__WHAT IS NEEDED__:
Report how many lines of the data contain the string "selected". Add nothing.

__DATA__:
◇ ◇ ◇ ◇ ◇ ◇ ◇

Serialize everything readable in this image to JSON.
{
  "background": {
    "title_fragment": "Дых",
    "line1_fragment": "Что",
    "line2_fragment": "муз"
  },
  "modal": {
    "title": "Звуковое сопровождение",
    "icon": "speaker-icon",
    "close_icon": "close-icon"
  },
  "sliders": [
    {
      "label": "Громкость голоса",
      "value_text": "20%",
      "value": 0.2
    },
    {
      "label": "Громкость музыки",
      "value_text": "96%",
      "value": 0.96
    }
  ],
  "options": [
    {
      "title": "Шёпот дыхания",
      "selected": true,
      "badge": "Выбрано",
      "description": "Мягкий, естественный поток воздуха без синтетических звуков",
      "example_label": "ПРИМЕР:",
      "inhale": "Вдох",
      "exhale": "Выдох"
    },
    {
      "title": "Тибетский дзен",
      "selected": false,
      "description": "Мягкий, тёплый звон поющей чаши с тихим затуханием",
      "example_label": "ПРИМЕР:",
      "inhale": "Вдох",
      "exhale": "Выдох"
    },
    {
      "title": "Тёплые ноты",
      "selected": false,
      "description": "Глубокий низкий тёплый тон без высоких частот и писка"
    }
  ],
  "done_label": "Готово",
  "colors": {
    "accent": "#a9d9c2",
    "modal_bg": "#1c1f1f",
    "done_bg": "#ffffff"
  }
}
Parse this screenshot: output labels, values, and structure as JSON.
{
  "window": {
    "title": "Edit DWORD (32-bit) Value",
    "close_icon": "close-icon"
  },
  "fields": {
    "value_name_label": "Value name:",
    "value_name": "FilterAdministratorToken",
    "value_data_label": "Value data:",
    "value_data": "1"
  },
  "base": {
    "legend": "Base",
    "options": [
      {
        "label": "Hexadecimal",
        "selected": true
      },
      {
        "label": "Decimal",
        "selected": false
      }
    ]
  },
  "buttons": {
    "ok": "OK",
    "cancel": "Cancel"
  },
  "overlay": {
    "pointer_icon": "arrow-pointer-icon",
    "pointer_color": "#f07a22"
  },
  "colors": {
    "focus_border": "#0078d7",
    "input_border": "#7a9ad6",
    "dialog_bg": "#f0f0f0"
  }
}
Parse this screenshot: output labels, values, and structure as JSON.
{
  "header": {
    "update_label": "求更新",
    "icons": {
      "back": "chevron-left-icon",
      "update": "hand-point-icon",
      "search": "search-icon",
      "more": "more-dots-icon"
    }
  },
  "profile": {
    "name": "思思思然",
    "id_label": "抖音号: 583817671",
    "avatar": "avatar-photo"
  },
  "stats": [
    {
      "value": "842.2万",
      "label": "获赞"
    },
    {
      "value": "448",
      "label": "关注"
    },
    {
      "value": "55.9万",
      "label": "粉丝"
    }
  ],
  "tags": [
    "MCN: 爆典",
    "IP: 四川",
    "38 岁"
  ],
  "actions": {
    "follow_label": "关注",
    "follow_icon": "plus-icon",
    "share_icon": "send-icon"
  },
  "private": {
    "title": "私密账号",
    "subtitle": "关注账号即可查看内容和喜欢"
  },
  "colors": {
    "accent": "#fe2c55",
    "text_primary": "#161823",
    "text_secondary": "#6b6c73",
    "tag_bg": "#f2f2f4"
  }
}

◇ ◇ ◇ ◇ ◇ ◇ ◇

__OUTPUT OF THE TASK__:
5